INFORMATION PROVIDED ▸
..........

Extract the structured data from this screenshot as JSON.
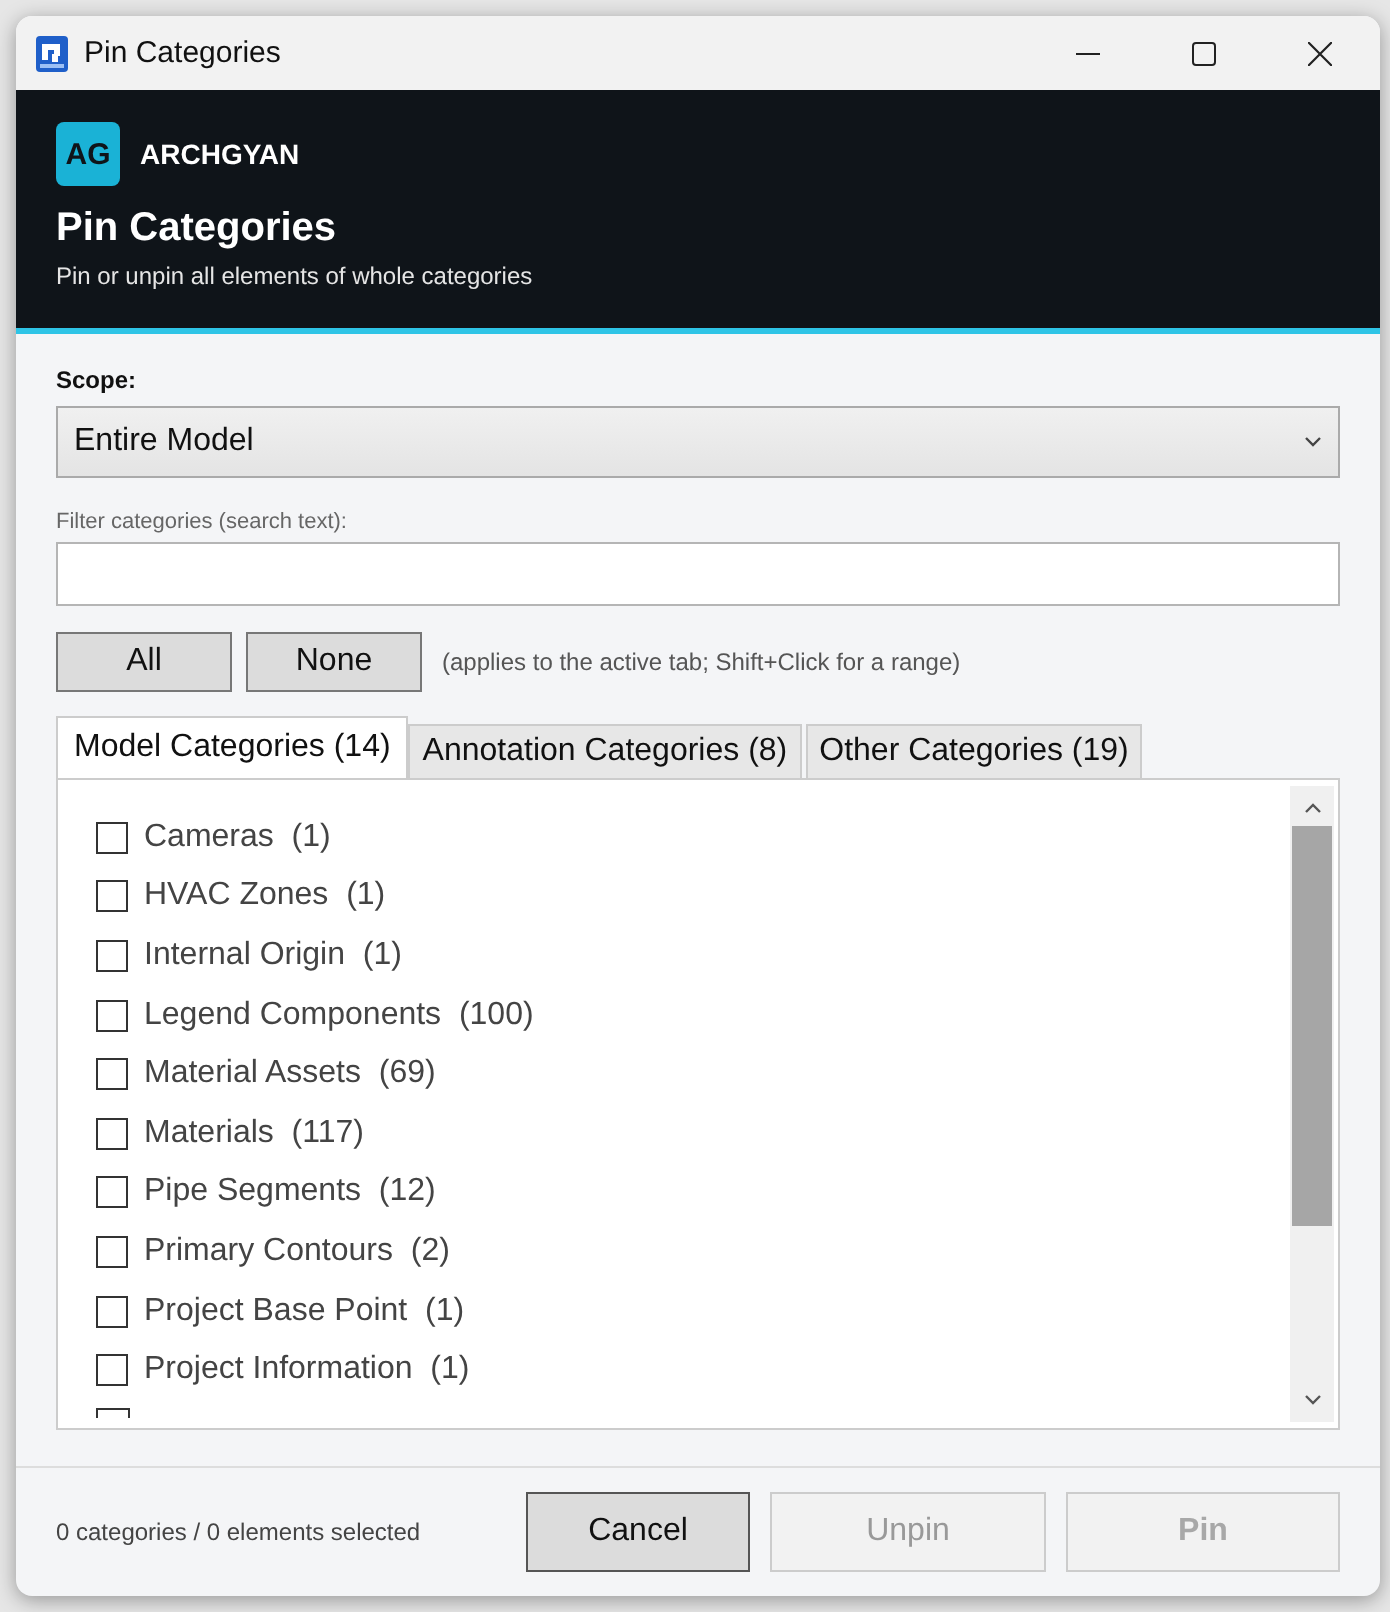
{
  "window": {
    "title": "Pin Categories"
  },
  "header": {
    "logo": "AG",
    "brand": "ARCHGYAN",
    "title": "Pin Categories",
    "subtitle": "Pin or unpin all elements of whole categories"
  },
  "scope": {
    "label": "Scope:",
    "value": "Entire Model"
  },
  "filter": {
    "label": "Filter categories (search text):"
  },
  "select_buttons": [
    "All",
    "None"
  ],
  "hint": "(applies to the active tab; Shift+Click for a range)",
  "tabs": [
    {
      "label": "Model Categories (14)",
      "selected": true
    },
    {
      "label": "Annotation Categories (8)",
      "selected": false
    },
    {
      "label": "Other Categories (19)",
      "selected": false
    }
  ],
  "categories": [
    {
      "name": "Cameras",
      "count": "(1)",
      "checked": false
    },
    {
      "name": "HVAC Zones",
      "count": "(1)",
      "checked": false
    },
    {
      "name": "Internal Origin",
      "count": "(1)",
      "checked": false
    },
    {
      "name": "Legend Components",
      "count": "(100)",
      "checked": false
    },
    {
      "name": "Material Assets",
      "count": "(69)",
      "checked": false
    },
    {
      "name": "Materials",
      "count": "(117)",
      "checked": false
    },
    {
      "name": "Pipe Segments",
      "count": "(12)",
      "checked": false
    },
    {
      "name": "Primary Contours",
      "count": "(2)",
      "checked": false
    },
    {
      "name": "Project Base Point",
      "count": "(1)",
      "checked": false
    },
    {
      "name": "Project Information",
      "count": "(1)",
      "checked": false
    }
  ],
  "status": "0 categories / 0 elements selected",
  "buttons": [
    {
      "label": "Cancel",
      "disabled": false
    },
    {
      "label": "Unpin",
      "disabled": true
    },
    {
      "label": "Pin",
      "disabled": true
    }
  ]
}
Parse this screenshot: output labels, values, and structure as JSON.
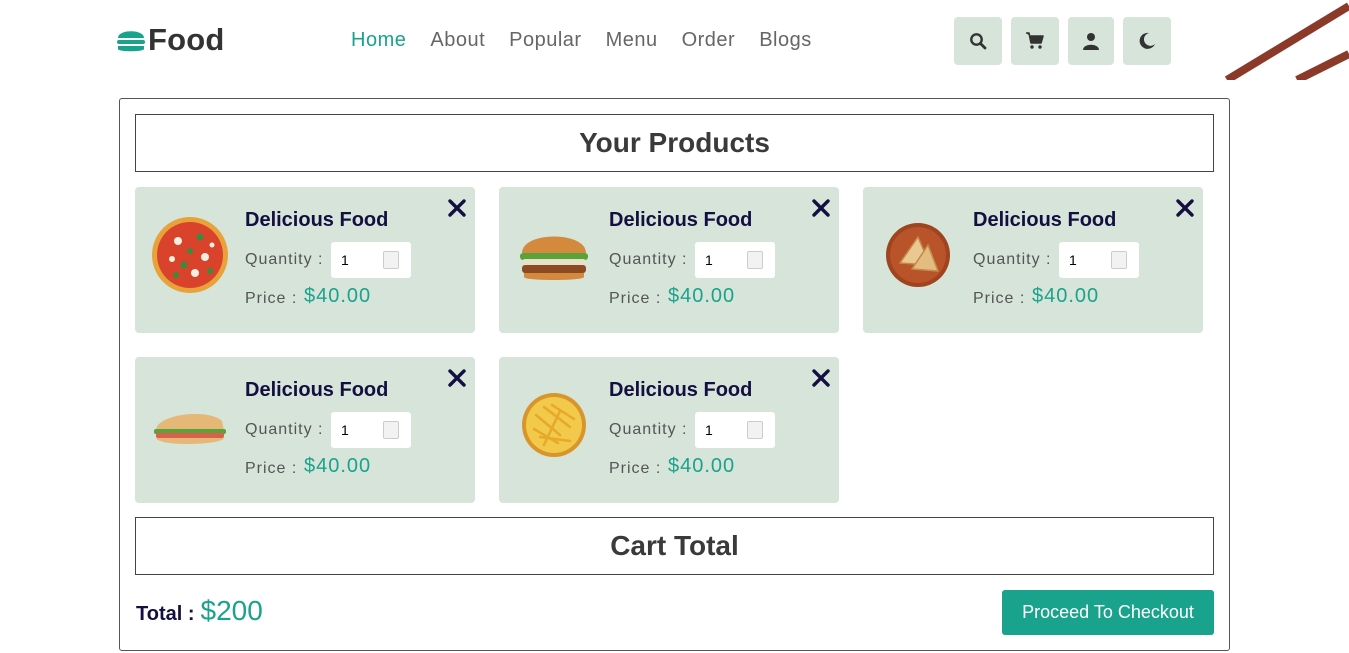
{
  "brand": {
    "name": "Food",
    "accent": "#1aa38c",
    "card_bg": "#d6e4d9",
    "dark": "#130f40"
  },
  "nav": [
    {
      "label": "Home",
      "active": true
    },
    {
      "label": "About"
    },
    {
      "label": "Popular"
    },
    {
      "label": "Menu"
    },
    {
      "label": "Order"
    },
    {
      "label": "Blogs"
    }
  ],
  "header_icons": [
    "search-icon",
    "cart-icon",
    "user-icon",
    "moon-icon"
  ],
  "cart": {
    "heading": "Your Products",
    "items": [
      {
        "name": "Delicious Food",
        "qty_label": "Quantity :",
        "qty": "1",
        "price_label": "Price :",
        "price": "$40.00",
        "image": "pizza"
      },
      {
        "name": "Delicious Food",
        "qty_label": "Quantity :",
        "qty": "1",
        "price_label": "Price :",
        "price": "$40.00",
        "image": "burger"
      },
      {
        "name": "Delicious Food",
        "qty_label": "Quantity :",
        "qty": "1",
        "price_label": "Price :",
        "price": "$40.00",
        "image": "sandwich-board"
      },
      {
        "name": "Delicious Food",
        "qty_label": "Quantity :",
        "qty": "1",
        "price_label": "Price :",
        "price": "$40.00",
        "image": "sub-sandwich"
      },
      {
        "name": "Delicious Food",
        "qty_label": "Quantity :",
        "qty": "1",
        "price_label": "Price :",
        "price": "$40.00",
        "image": "fries"
      }
    ],
    "total_heading": "Cart Total",
    "total_label": "Total :",
    "total_value": "$200",
    "checkout_label": "Proceed To Checkout"
  }
}
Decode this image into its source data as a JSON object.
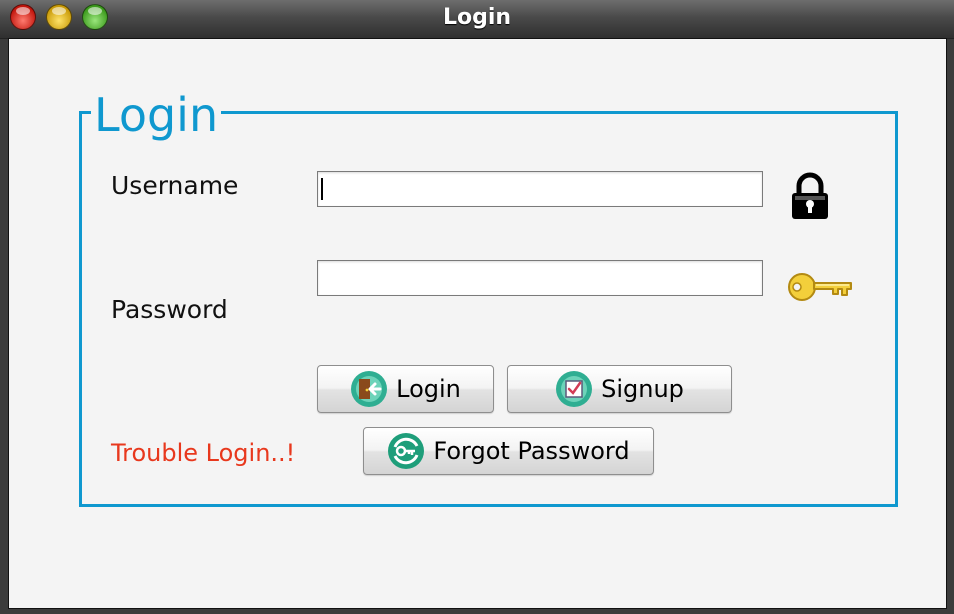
{
  "window": {
    "title": "Login"
  },
  "form": {
    "group_title": "Login",
    "username_label": "Username",
    "password_label": "Password",
    "username_value": "",
    "password_value": "",
    "login_button": "Login",
    "signup_button": "Signup",
    "forgot_button": "Forgot Password",
    "trouble_text": "Trouble Login..!"
  },
  "icons": {
    "lock": "lock-icon",
    "key": "key-icon",
    "login": "door-exit-icon",
    "signup": "checklist-icon",
    "forgot": "key-refresh-icon"
  },
  "colors": {
    "accent": "#0f98cf",
    "trouble": "#e8381d",
    "icon_teal": "#2fae92"
  }
}
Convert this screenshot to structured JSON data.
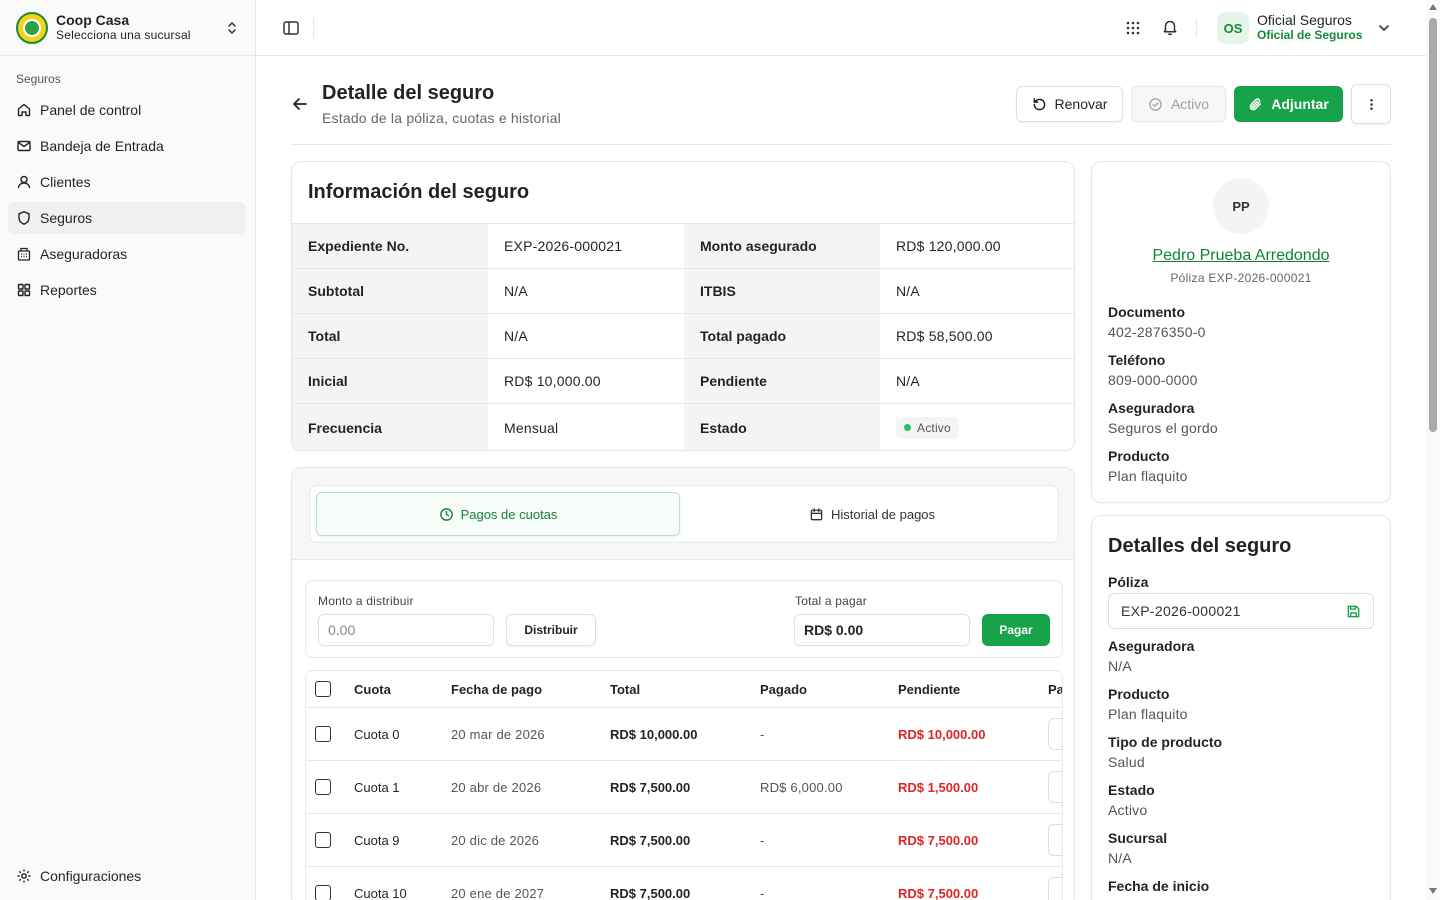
{
  "org": {
    "name": "Coop Casa",
    "subtitle": "Selecciona una sucursal"
  },
  "sidebar": {
    "group_label": "Seguros",
    "items": [
      {
        "label": "Panel de control",
        "icon": "home-icon"
      },
      {
        "label": "Bandeja de Entrada",
        "icon": "mail-icon"
      },
      {
        "label": "Clientes",
        "icon": "user-icon"
      },
      {
        "label": "Seguros",
        "icon": "shield-icon",
        "active": true
      },
      {
        "label": "Aseguradoras",
        "icon": "building-icon"
      },
      {
        "label": "Reportes",
        "icon": "grid-icon"
      }
    ],
    "bottom": {
      "label": "Configuraciones",
      "icon": "gear-icon"
    }
  },
  "user": {
    "initials": "OS",
    "name": "Oficial Seguros",
    "role": "Oficial de Seguros"
  },
  "header": {
    "title": "Detalle del seguro",
    "subtitle": "Estado de la póliza, cuotas e historial",
    "renew_label": "Renovar",
    "status_label": "Activo",
    "attach_label": "Adjuntar"
  },
  "info": {
    "title": "Información del seguro",
    "rows": [
      {
        "l1": "Expediente No.",
        "v1": "EXP-2026-000021",
        "l2": "Monto asegurado",
        "v2": "RD$ 120,000.00"
      },
      {
        "l1": "Subtotal",
        "v1": "N/A",
        "l2": "ITBIS",
        "v2": "N/A"
      },
      {
        "l1": "Total",
        "v1": "N/A",
        "l2": "Total pagado",
        "v2": "RD$ 58,500.00"
      },
      {
        "l1": "Inicial",
        "v1": "RD$ 10,000.00",
        "l2": "Pendiente",
        "v2": "N/A"
      },
      {
        "l1": "Frecuencia",
        "v1": "Mensual",
        "l2": "Estado",
        "v2": "Activo"
      }
    ]
  },
  "tabs": {
    "payments": "Pagos de cuotas",
    "history": "Historial de pagos"
  },
  "distribute": {
    "amount_label": "Monto a distribuir",
    "amount_placeholder": "0.00",
    "distribute_button": "Distribuir",
    "total_label": "Total a pagar",
    "total_value": "RD$ 0.00",
    "pay_button": "Pagar"
  },
  "table": {
    "headers": {
      "cuota": "Cuota",
      "fecha": "Fecha de pago",
      "total": "Total",
      "pagado": "Pagado",
      "pendiente": "Pendiente",
      "extra": "Pa"
    },
    "rows": [
      {
        "cuota": "Cuota 0",
        "fecha": "20 mar de 2026",
        "total": "RD$ 10,000.00",
        "pagado": "-",
        "pendiente": "RD$ 10,000.00"
      },
      {
        "cuota": "Cuota 1",
        "fecha": "20 abr de 2026",
        "total": "RD$ 7,500.00",
        "pagado": "RD$ 6,000.00",
        "pendiente": "RD$ 1,500.00"
      },
      {
        "cuota": "Cuota 9",
        "fecha": "20 dic de 2026",
        "total": "RD$ 7,500.00",
        "pagado": "-",
        "pendiente": "RD$ 7,500.00"
      },
      {
        "cuota": "Cuota 10",
        "fecha": "20 ene de 2027",
        "total": "RD$ 7,500.00",
        "pagado": "-",
        "pendiente": "RD$ 7,500.00"
      }
    ]
  },
  "client": {
    "initials": "PP",
    "name": "Pedro Prueba Arredondo",
    "policy": "Póliza EXP-2026-000021",
    "fields": [
      {
        "label": "Documento",
        "value": "402-2876350-0"
      },
      {
        "label": "Teléfono",
        "value": "809-000-0000"
      },
      {
        "label": "Aseguradora",
        "value": "Seguros el gordo"
      },
      {
        "label": "Producto",
        "value": "Plan flaquito"
      }
    ]
  },
  "details": {
    "title": "Detalles del seguro",
    "policy_label": "Póliza",
    "policy_value": "EXP-2026-000021",
    "fields": [
      {
        "label": "Aseguradora",
        "value": "N/A"
      },
      {
        "label": "Producto",
        "value": "Plan flaquito"
      },
      {
        "label": "Tipo de producto",
        "value": "Salud"
      },
      {
        "label": "Estado",
        "value": "Activo"
      },
      {
        "label": "Sucursal",
        "value": "N/A"
      },
      {
        "label": "Fecha de inicio",
        "value": ""
      }
    ]
  },
  "colors": {
    "accent": "#16a34a",
    "danger": "#dc2626",
    "active_dot": "#22c55e"
  }
}
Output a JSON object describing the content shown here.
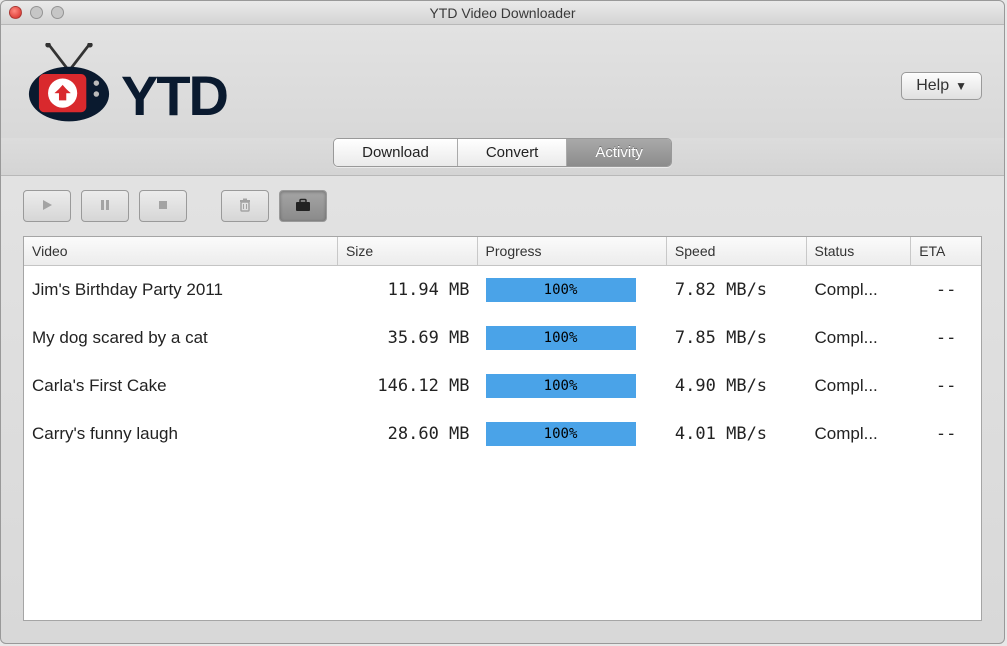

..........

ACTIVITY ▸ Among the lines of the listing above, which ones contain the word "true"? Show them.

RESULT FOR THIS TASK ▸
      "selected": true
      "disabled": true
      "disabled": true
      "active": true
        "active": true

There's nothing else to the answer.